Month: February 2019

Would you add an additional 10+ hours to a one way business trip that is already more than 24 hours long?

Most speakers would not.
I just did.

On Friday I spoke in Peoria, Illinois, USA. I live in Singapore. That means that the FASTEST route was 24 hours (each way).

But I did not buy that ticket, nor did I buy the tickets that where 25, 26 and 27 hours.

Because they where very expensive.

Instead I bought a ticket with China Eastern that was Singapore-Shanghai-Chichago (and then a separate ticket on United: Chichago-Peoria.)

It made the total door-to-door trip take 36 hours. One way. (I then spent 36 hours in Peoria a- including a one our speech – and then flew back again.)

So why on earth would I add another 10 hours to an already very long trip?

To save the client money.

The ticket I found was just 1/3 of the other tickets. That means I saves thousands of dollars for the client.

So why should I spend 10 more hours on the road, without getting any more money, only to save the client some money.

Because it did not really take away anything from me, and it showed care for the client.

Instead of taking the morning flight from Singapore I took the midnight flight the night before. And instead of coming home at late in the evening (after the family had gone to sleep) I will arrive at 5.30 in the morning the next day. So I did not miss any family time. But I saved a lot of money for the client. And in a way my trip became more comfortable, as I had some long layovers where I could stretch my legs and get in my 10,000 steps per day that I aim for.

Of course it helps that I find traveling to be a joy. It’s when I can read the books I never have time to read, watch the on-line learning courses I am to distracted to watch at home, or write the texts that I need isolation to get done. (And write blog posts like this one (I am writing this somewhere over Russia.)

I am not saying we as speakers should always take the longer route – we should not! – I am saying that if finding a much cheaper ticket means a longer flight for you – but it doesn’t bother you – then be flexible enough to do that.

I guess the overall message here is: To be successful as a global keynote speaker be flexible and have the client’s best in mind and you will find that you your success comes to you much easier.

(And the client did come up to me after the speech and said: “We look forward to having you come back to us soon again.” Was the fact that I flew a much longer route to save them some money part of that decision?
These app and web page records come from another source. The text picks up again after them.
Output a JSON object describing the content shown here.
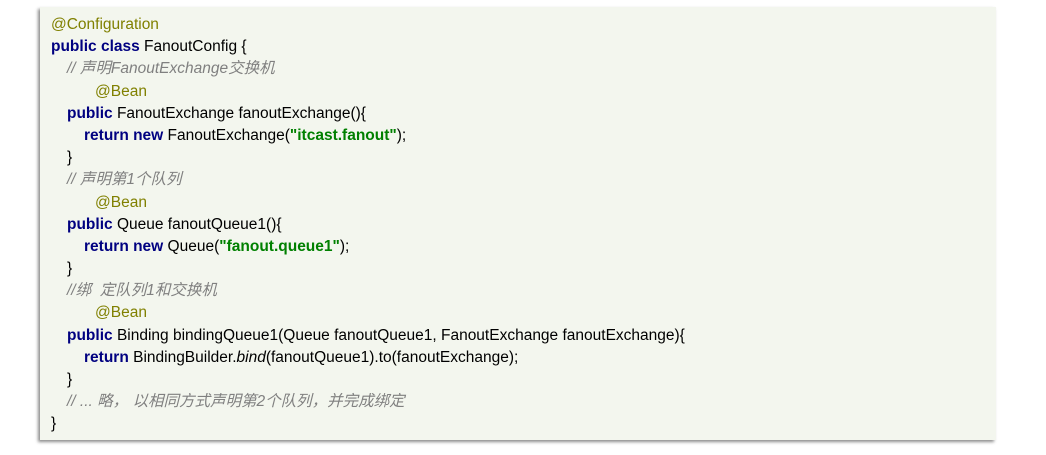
{
  "colors": {
    "background": "#f3f6ee",
    "keyword": "#000080",
    "string": "#008000",
    "annotation": "#808000",
    "comment": "#808080",
    "text": "#000000"
  },
  "code": {
    "lines": [
      [
        "@Configuration"
      ],
      [
        "public class",
        " FanoutConfig {"
      ],
      [
        "// 声明FanoutExchange交换机"
      ],
      [
        "@Bean"
      ],
      [
        "public",
        " FanoutExchange fanoutExchange(){"
      ],
      [
        "return new",
        " FanoutExchange(",
        "\"itcast.fanout\"",
        ");"
      ],
      [
        "}"
      ],
      [
        "// 声明第1个队列"
      ],
      [
        "@Bean"
      ],
      [
        "public",
        " Queue fanoutQueue1(){"
      ],
      [
        "return new",
        " Queue(",
        "\"fanout.queue1\"",
        ");"
      ],
      [
        "}"
      ],
      [
        "//绑  定队列1和交换机"
      ],
      [
        "@Bean"
      ],
      [
        "public",
        " Binding bindingQueue1(Queue fanoutQueue1, FanoutExchange fanoutExchange){"
      ],
      [
        "return",
        " BindingBuilder.",
        "bind",
        "(fanoutQueue1).to(fanoutExchange);"
      ],
      [
        "}"
      ],
      [
        "// ... 略， 以相同方式声明第2个队列，并完成绑定"
      ],
      [
        "}"
      ]
    ]
  }
}
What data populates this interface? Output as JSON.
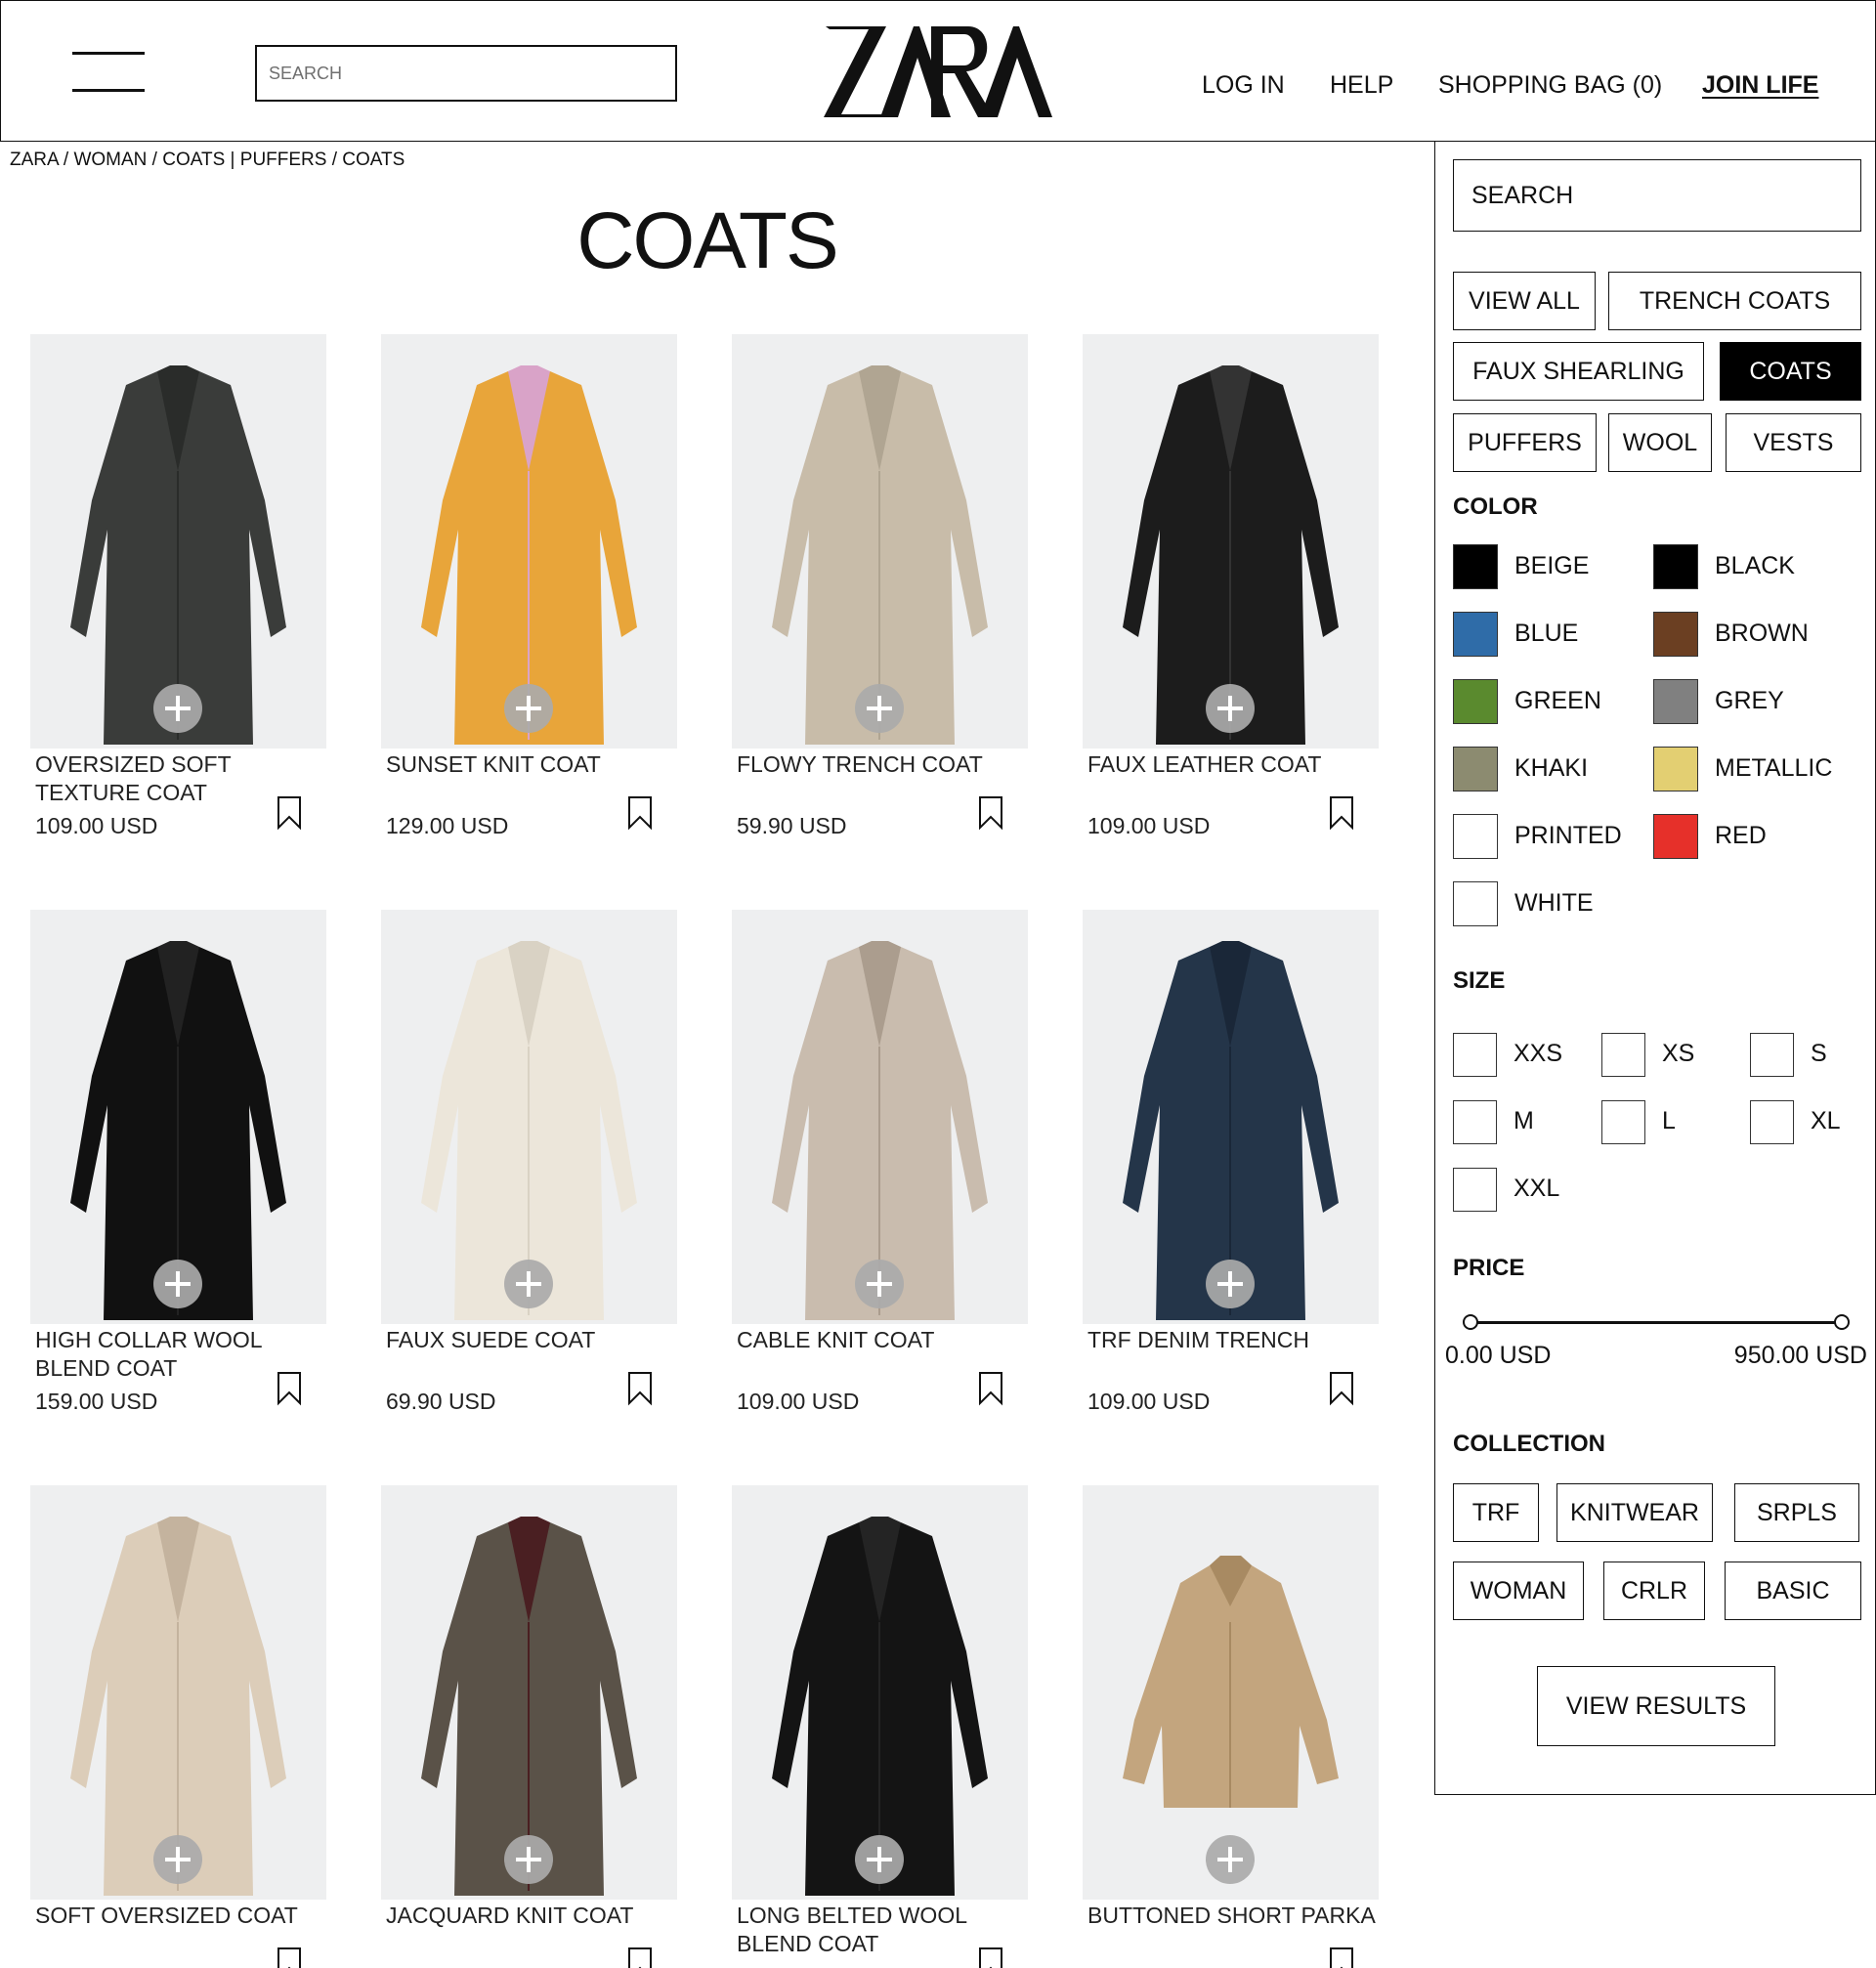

Of course not, that client didn’t even know that as I did not tell her. But I know one thing: it would not be held against me if/when they do find out.

So be flexible. And client minded.

(ps. To be clear: It is very important after a long trip to not arrive tired to the speech. But 24 hours of travel or 36 hours of travel is no difference, you will be tired when you arrive, but not more tired after 36. So of course I made sure to arrive at around 8 PM local time the night before so I could eat dinner on local time and go to sleep at 9 PM to have a long, relaxing and well deserved beauty sleep in a bed next to the convention centre. so that I would wake up at 7 AM and be on local time.)


I am by no means a social media expert but today I want to share about how a random LinkedIn post got more than 440,000 views, more than 4500 likes and 100+ shares and 100+ comments, and what my insight on that post is.

A few weeks ago I landed in Portugal and took a snapshot of a policeman helping people get the right taxi.

You can read the post here:

It was a blurry photo, a few lines of text and I posted it without an after thought. And it went viral.

So why?

a) I think it triggered a sense of pride amongst the Portuguese.

b) The post is genuine in the appreciation of someone doing a job in a creative way.

c) It is not about the author, but about someone else.

d) It’s not written to be “viral”.

In other words: It was genuine.

I could have tried to do a flashy post, with hashtags and tried to write it in a way that would make people want to share it, and most likely nothing would have happened. (I know, since I have done posts like that where I thought I did “everything right” just to see the posts get no traction at all 😉

Now let me be clear: I am terrible at understanding how social media works, but I think the lesson about this post going viral can be useful for speakers too. People today want genuine, authentic real -life examples. Both on social media and in speeches.

Sure, the slick, polished, “perfect” speech with amazing graphics and videos and rehearsed stage performance can still work, but the genuine, authentic – human – speech is even more powerful.

Aim for that.

(And no, this post is not written to go viral, or to be seen as an example of what I am speaking about. It is just one of my weekly posts on where I share my insights on the many aspects of building a professional speaking career.

And no, the viral post did not lead to booked speaking engagements, but it did lead to the policeman in question contacting me on Facebook as people where telling him about the post (!) and he gave me some more example of creative Portuguese police work that I am thinking of using in my upcoming book “The World of Creativity”. 😉